·       I have been in three shipwrecks, and once I spent 24 hours in the water.  In  my many travels 
·       I have been in  danger  from floods and from   robbers, 
·       in danger  from fellow  Jews  and from Gentiles;
·       there have been dangers in the cities,   dangers in the wilds,  dangers on the  high  seas,  and
·       dangers from false friends. 
·       There has been work  and toil, 
·       often I  have gone  without sleep;
·       I have been hungry
·       and   thirsty; 
·       I have often been  without  enough  food, 
·       Shelter or clothing.
·       And not to mention other things, every day I am under the pressure of my concern for all the churches."

Paul knew suffering.  Perhaps not the same pain as you, or me, but that is true of anyone. Each of us lives a different life, and we each suffer in a different manner.

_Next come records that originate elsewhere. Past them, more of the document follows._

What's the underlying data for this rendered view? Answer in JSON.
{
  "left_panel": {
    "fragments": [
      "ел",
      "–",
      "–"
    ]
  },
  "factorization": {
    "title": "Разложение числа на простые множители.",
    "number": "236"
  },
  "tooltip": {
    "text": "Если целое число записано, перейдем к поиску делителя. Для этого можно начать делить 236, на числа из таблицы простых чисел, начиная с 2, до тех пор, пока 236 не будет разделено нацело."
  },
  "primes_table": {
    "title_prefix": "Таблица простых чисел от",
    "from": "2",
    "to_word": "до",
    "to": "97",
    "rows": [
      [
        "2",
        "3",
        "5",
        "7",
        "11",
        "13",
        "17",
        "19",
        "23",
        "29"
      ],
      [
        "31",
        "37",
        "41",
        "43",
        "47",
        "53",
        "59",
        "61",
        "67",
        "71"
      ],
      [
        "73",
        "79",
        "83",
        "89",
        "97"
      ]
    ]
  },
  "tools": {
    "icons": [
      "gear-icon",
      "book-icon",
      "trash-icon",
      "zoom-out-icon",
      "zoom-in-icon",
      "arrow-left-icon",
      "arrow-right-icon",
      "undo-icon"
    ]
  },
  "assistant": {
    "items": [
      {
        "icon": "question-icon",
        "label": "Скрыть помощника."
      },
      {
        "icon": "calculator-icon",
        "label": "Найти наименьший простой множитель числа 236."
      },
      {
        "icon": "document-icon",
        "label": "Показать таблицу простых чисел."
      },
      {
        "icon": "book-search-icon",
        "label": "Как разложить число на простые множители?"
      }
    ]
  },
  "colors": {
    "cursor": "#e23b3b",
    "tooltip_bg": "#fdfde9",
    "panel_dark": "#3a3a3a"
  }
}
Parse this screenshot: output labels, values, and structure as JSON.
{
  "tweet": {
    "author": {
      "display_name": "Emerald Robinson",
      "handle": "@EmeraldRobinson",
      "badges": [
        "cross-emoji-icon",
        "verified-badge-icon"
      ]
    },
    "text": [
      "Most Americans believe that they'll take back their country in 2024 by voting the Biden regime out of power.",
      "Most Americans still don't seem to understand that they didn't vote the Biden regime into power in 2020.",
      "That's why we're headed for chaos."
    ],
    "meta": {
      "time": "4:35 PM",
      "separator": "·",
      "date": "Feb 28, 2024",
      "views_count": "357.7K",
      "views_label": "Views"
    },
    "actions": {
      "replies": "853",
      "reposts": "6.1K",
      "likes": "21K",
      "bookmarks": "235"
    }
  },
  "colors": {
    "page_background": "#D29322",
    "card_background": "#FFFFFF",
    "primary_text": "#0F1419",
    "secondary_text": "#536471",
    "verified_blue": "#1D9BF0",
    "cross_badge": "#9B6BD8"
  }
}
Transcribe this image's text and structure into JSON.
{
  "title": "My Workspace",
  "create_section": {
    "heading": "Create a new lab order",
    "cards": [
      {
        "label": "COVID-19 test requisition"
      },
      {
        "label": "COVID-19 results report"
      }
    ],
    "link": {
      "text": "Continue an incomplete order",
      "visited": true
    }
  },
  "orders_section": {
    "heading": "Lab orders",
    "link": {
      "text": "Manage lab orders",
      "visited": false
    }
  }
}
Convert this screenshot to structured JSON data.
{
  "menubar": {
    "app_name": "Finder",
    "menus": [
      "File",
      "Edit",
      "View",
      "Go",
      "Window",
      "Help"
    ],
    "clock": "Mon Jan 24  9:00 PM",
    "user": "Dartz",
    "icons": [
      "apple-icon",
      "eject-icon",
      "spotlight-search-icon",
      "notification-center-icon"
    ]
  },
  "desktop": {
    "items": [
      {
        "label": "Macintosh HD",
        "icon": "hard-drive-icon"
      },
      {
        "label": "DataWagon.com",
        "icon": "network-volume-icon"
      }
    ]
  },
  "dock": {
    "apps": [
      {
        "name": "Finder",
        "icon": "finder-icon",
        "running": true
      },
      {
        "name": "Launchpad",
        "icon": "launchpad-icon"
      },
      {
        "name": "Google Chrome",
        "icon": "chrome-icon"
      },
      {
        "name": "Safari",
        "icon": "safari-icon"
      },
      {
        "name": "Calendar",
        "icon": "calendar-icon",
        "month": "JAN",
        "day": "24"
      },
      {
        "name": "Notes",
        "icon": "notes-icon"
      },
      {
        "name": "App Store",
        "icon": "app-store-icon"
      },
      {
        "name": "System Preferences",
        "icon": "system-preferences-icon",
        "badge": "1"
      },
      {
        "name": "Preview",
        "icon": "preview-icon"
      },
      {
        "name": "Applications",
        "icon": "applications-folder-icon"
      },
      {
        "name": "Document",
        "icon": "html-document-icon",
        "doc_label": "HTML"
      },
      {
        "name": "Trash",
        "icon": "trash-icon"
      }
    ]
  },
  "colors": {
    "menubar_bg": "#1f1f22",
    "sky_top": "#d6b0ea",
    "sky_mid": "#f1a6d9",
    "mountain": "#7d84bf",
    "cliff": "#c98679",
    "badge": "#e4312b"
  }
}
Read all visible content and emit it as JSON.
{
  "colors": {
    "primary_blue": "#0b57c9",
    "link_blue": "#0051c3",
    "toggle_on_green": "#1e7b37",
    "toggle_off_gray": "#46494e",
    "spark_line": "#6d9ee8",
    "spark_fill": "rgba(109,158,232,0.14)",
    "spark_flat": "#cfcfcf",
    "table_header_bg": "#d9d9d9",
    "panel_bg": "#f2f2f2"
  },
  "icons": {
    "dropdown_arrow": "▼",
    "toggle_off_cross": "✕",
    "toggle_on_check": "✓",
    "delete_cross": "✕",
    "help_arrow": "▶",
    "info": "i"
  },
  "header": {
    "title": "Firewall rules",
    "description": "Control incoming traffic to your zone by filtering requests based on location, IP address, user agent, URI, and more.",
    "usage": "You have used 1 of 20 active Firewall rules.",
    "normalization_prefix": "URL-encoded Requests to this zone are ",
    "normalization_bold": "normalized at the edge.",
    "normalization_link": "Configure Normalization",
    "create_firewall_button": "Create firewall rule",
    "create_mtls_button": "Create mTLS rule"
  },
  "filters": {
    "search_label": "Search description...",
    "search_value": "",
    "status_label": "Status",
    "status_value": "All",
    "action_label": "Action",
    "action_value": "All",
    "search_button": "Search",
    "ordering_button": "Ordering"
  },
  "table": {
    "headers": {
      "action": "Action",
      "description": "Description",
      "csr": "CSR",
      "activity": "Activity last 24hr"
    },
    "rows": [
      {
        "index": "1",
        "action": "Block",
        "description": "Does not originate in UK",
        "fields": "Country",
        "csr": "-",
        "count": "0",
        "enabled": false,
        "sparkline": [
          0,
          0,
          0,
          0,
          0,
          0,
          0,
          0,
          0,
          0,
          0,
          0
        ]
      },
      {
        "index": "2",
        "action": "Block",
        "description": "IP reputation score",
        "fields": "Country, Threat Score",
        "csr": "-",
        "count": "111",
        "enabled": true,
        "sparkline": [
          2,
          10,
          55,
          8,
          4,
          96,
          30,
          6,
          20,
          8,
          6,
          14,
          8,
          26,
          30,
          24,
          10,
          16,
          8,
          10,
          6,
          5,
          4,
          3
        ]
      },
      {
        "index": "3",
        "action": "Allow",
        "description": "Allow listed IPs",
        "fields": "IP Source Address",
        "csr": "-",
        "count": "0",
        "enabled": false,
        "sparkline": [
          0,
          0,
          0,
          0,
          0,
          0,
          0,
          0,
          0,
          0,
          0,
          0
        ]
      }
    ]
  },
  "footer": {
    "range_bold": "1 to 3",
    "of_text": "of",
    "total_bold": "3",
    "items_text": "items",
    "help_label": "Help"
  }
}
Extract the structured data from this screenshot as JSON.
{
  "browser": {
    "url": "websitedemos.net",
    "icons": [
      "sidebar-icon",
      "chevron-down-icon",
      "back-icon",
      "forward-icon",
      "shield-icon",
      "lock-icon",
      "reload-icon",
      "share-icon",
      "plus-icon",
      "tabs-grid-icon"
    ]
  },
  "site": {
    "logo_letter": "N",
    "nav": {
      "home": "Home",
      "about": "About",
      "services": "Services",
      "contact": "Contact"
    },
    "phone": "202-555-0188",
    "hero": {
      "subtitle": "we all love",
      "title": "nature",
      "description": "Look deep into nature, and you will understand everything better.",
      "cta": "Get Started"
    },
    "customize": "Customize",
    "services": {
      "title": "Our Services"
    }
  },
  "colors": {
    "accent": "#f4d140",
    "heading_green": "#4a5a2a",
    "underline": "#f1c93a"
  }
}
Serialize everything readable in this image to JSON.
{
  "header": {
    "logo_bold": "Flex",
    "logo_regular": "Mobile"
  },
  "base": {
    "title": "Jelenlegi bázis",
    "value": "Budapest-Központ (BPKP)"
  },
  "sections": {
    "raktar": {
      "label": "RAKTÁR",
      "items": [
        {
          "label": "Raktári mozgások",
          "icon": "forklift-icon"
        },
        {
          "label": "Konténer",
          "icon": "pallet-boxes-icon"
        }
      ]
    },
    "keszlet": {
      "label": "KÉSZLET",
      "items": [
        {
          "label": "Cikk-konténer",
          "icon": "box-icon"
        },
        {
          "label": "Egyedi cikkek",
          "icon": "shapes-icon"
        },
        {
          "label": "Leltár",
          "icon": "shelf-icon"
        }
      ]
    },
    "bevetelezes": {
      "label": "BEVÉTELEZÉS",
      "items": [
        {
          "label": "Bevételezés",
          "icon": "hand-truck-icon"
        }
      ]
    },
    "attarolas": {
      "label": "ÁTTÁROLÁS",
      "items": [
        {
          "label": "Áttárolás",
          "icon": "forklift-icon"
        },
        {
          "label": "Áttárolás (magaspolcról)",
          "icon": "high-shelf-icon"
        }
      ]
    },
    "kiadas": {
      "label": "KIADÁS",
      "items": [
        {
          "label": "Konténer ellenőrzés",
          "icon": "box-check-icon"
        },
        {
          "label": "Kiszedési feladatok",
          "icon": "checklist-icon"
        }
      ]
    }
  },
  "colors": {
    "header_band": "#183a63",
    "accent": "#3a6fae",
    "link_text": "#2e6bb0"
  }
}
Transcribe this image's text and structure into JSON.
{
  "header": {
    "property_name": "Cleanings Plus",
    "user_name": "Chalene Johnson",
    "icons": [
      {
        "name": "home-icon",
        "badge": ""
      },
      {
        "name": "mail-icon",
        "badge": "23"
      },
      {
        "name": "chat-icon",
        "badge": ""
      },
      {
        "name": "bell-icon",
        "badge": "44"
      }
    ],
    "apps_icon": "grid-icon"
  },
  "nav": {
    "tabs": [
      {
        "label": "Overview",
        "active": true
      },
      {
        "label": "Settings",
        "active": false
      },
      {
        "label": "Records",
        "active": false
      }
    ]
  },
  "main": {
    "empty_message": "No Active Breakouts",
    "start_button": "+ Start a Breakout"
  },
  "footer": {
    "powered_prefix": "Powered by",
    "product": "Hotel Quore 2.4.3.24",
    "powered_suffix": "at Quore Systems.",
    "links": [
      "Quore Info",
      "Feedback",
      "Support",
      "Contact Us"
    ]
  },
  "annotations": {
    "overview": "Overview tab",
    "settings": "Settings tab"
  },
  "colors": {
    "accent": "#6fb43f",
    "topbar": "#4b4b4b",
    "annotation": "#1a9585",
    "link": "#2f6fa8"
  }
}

Paul suffered greatly.  And yet, he still wrote in our New Testament lesson, “In all things, God works for good with those who love him." (Romans 8:28).

You  see, Paul  knew that knowing WHY he suffered  was  not  nearly  so important  as something  else  to be known. 

The one great thing that we can   know  is that  God  is with  us  in our suffering,  and therefore,  our  suffering  cannot  defeat  us, separating us from the love and comfort we can have  in  Christ.  Again, our Scripture this morning said, “What can separate us from the love of Christ?  Can trouble do it, or hardship, or persecution, or hunger or poverty or danger or death?    No, in all these things we have complete victory through him who loved us!  I am certain that nothing can separate us from his great love."  (Romans 8:34-38)

          In the end, there is only one great thing that we can know about our suffering.   We might learn why we suffer. We might be able to see what good God is able to work through our suffering. But we might not. But one great thing we can definitely know is Jesus Christ, the crucified, the one who suffered, is with us.  And none of the suffering we endure can separate us from His love and comfort.

Copyright Maynard Pittendreigh, 2014